We have all heard of real estate investors. Their rental income and home equity are higher, but they hardly pay taxes. One way that rental property owners can significantly reduce the tax by claiming depreciation on a rental property, they pay is to maximize the tax reduction by amortizing their assets. Therefore, you can use the depreciation fees of the leased property to reduce taxes and save more money in the bank.
What is depreciation?
In short, a company can exist in two ways, the value of the assets they buy and small non-permanent items, such as office supplies or repair costs, are usually deducted immediately. On the other hand, the value of assets with a useful life of more than one year can be deducted over a long period of time. This is called depreciation. To amortize an asset, the asset must have a measurable useful life.
Lease asset depreciation policy
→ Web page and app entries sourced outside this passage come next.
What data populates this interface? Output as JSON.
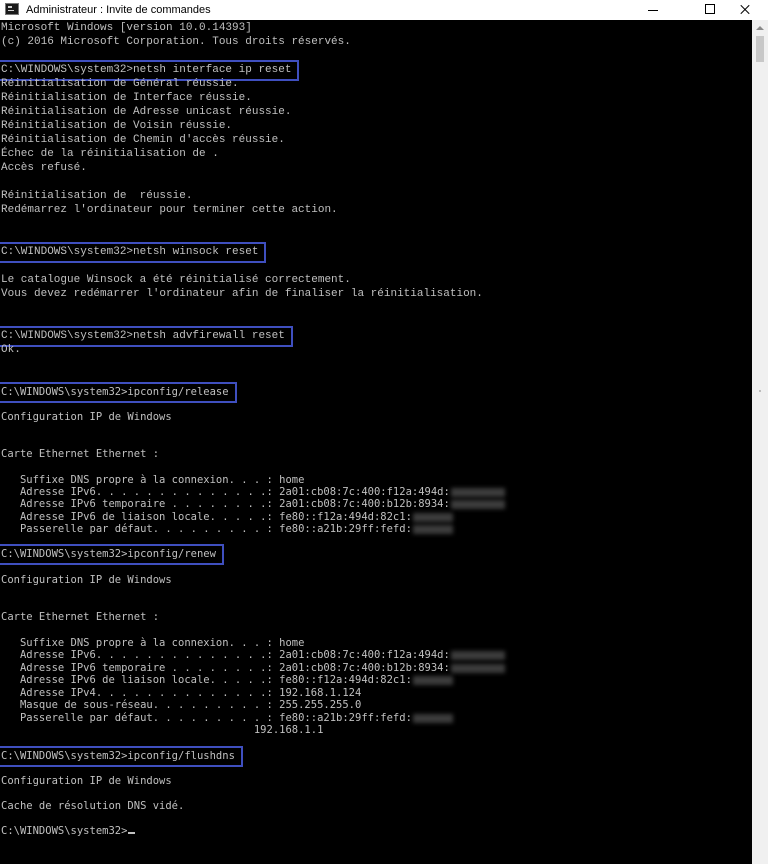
{
  "window": {
    "title": "Administrateur : Invite de commandes"
  },
  "console": {
    "lines": [
      {
        "text": "Microsoft Windows [version 10.0.14393]"
      },
      {
        "text": "(c) 2016 Microsoft Corporation. Tous droits réservés."
      },
      {
        "text": "C:\\WINDOWS\\system32>netsh interface ip reset"
      },
      {
        "text": "Réinitialisation de Général réussie."
      },
      {
        "text": "Réinitialisation de Interface réussie."
      },
      {
        "text": "Réinitialisation de Adresse unicast réussie."
      },
      {
        "text": "Réinitialisation de Voisin réussie."
      },
      {
        "text": "Réinitialisation de Chemin d'accès réussie."
      },
      {
        "text": "Échec de la réinitialisation de ."
      },
      {
        "text": "Accès refusé."
      },
      {
        "text": "Réinitialisation de  réussie."
      },
      {
        "text": "Redémarrez l'ordinateur pour terminer cette action."
      },
      {
        "text": "C:\\WINDOWS\\system32>netsh winsock reset"
      },
      {
        "text": "Le catalogue Winsock a été réinitialisé correctement."
      },
      {
        "text": "Vous devez redémarrer l'ordinateur afin de finaliser la réinitialisation."
      },
      {
        "text": "C:\\WINDOWS\\system32>netsh advfirewall reset"
      },
      {
        "text": "Ok."
      },
      {
        "text": "C:\\WINDOWS\\system32>ipconfig/release"
      },
      {
        "text": "Configuration IP de Windows"
      },
      {
        "text": "Carte Ethernet Ethernet :"
      },
      {
        "text": "   Suffixe DNS propre à la connexion. . . : home"
      },
      {
        "text": "   Adresse IPv6. . . . . . . . . . . . . .: 2a01:cb08:7c:400:f12a:494d:"
      },
      {
        "text": "   Adresse IPv6 temporaire . . . . . . . .: 2a01:cb08:7c:400:b12b:8934:"
      },
      {
        "text": "   Adresse IPv6 de liaison locale. . . . .: fe80::f12a:494d:82c1:"
      },
      {
        "text": "   Passerelle par défaut. . . . . . . . . : fe80::a21b:29ff:fefd:"
      },
      {
        "text": "C:\\WINDOWS\\system32>ipconfig/renew"
      },
      {
        "text": "Configuration IP de Windows"
      },
      {
        "text": "Carte Ethernet Ethernet :"
      },
      {
        "text": "   Suffixe DNS propre à la connexion. . . : home"
      },
      {
        "text": "   Adresse IPv6. . . . . . . . . . . . . .: 2a01:cb08:7c:400:f12a:494d:"
      },
      {
        "text": "   Adresse IPv6 temporaire . . . . . . . .: 2a01:cb08:7c:400:b12b:8934:"
      },
      {
        "text": "   Adresse IPv6 de liaison locale. . . . .: fe80::f12a:494d:82c1:"
      },
      {
        "text": "   Adresse IPv4. . . . . . . . . . . . . .: 192.168.1.124"
      },
      {
        "text": "   Masque de sous-réseau. . . . . . . . . : 255.255.255.0"
      },
      {
        "text": "   Passerelle par défaut. . . . . . . . . : fe80::a21b:29ff:fefd:"
      },
      {
        "text": "                                        192.168.1.1"
      },
      {
        "text": "C:\\WINDOWS\\system32>ipconfig/flushdns"
      },
      {
        "text": "Configuration IP de Windows"
      },
      {
        "text": "Cache de résolution DNS vidé."
      },
      {
        "text": "C:\\WINDOWS\\system32>"
      }
    ]
  }
}
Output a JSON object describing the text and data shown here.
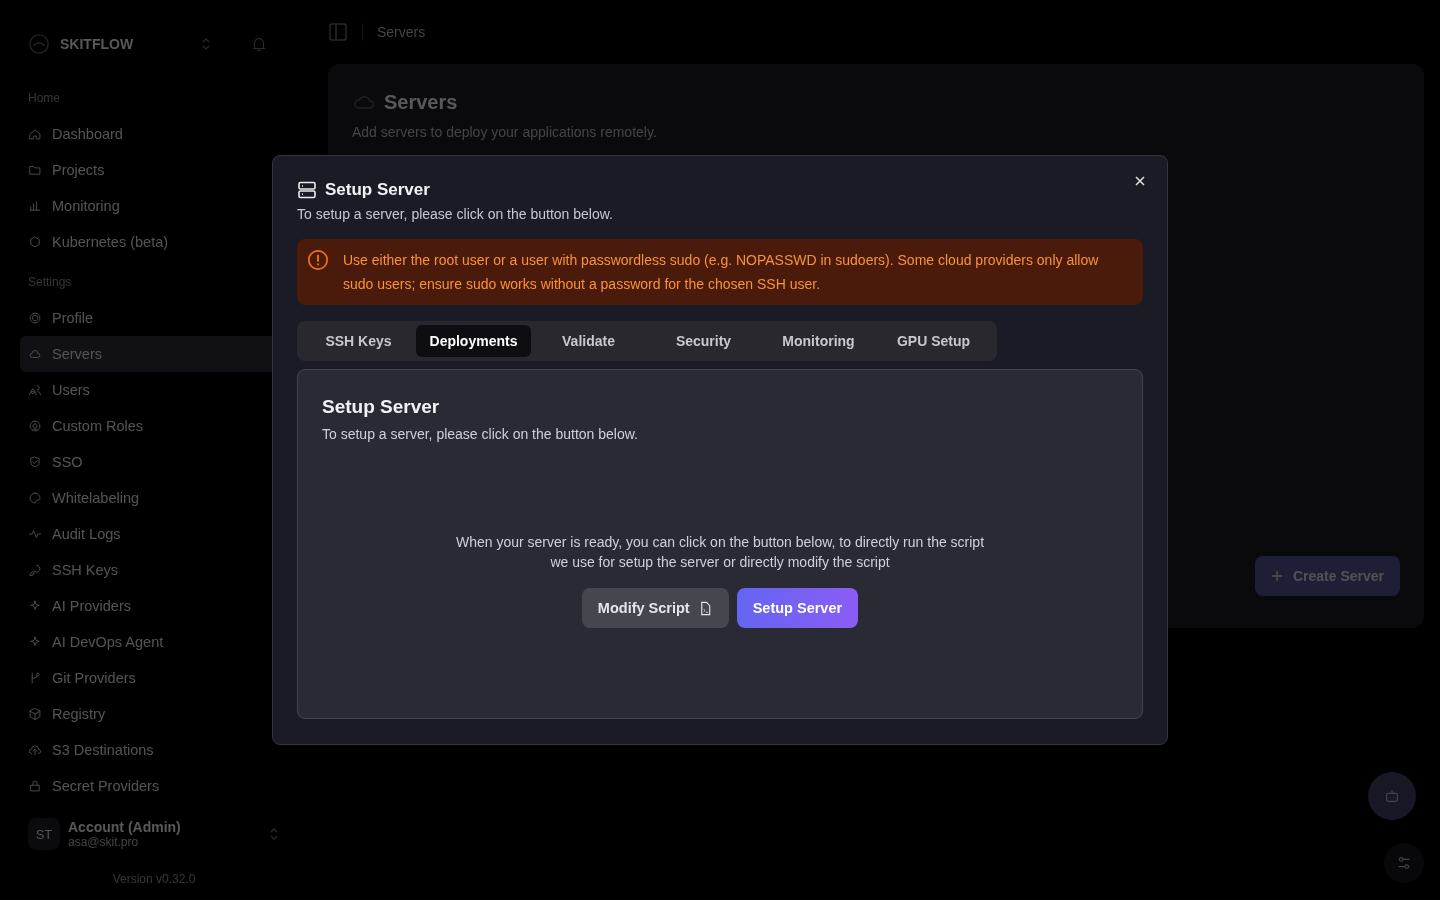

However, not all components of the leased asset have been depreciated. For example, the value of the property or a piece of land will not wear out, so there is no depreciation. Claiming depreciation on a rental property and ordinary operating costs (such as property management fees, property taxes, and normal maintenance costs) will not be depreciated, but will be deducted from the total rental income for the current year. IRS Publication 527 lists several conditions that must be met to cancel a leased property:
- Must own property
- Property must generally be used by tenants to earn income
- The useful life of the property must be determined so that the land will not be depreciated because it is not depleted
- The property must have the right to use the life has exceeded one year
How to calculate your value basis
claiming depreciation on a rental property is based on the price you paid for the property plus any other expenses. Unlike the market value, the value basis used for depreciation does not include the value of one or more properties. This is because at least the land does not suffer wear and tear, at least according to the IRS, Solander does not suffer depreciation.
Use depreciation to reduce taxes
In addition to reducing taxable income, you can also use leased property depreciation to change taxes. Taxable income ranges from higher tax brackets to lower tax brackets.
How long does it take to depreciate?
Depreciation will not last forever. For the current owner, depreciation can be done in two ways:
- The entire cost base is deducted after 27.5 years.
- Decommission the property by selling or setting aside income.
If the property changes hands, the depreciation hours are calculated Even if you own the property for five years and have used approximately 18% of the total depreciation, the new owner can start the 27.5-year depreciation cycle again.
The Bottom Line
Depreciation can greatly reduce (and sometimes eliminate) the taxable income of rental property investors:
- The IRS estimates that the depreciation or depreciation of residential properties exceeds 27%.5 years
- Property must be owned by the taxpayer and used to generate income before the value is generated
- Major improvements, such as a new roof or HVAC system will increase the depreciation base
- How much higher the basic cost? Annual depreciation costs are higher
Of course, before you start to reduce your taxable income, you need to find a leased property that can be depreciated. Claiming depreciation on a rental property has many attributes that make choices so you can find the right investment to expand your portfolio.
If you want to manage and keep track of your project costs, timeframes, photos, emails and payments then head to TheRealestateUno.com.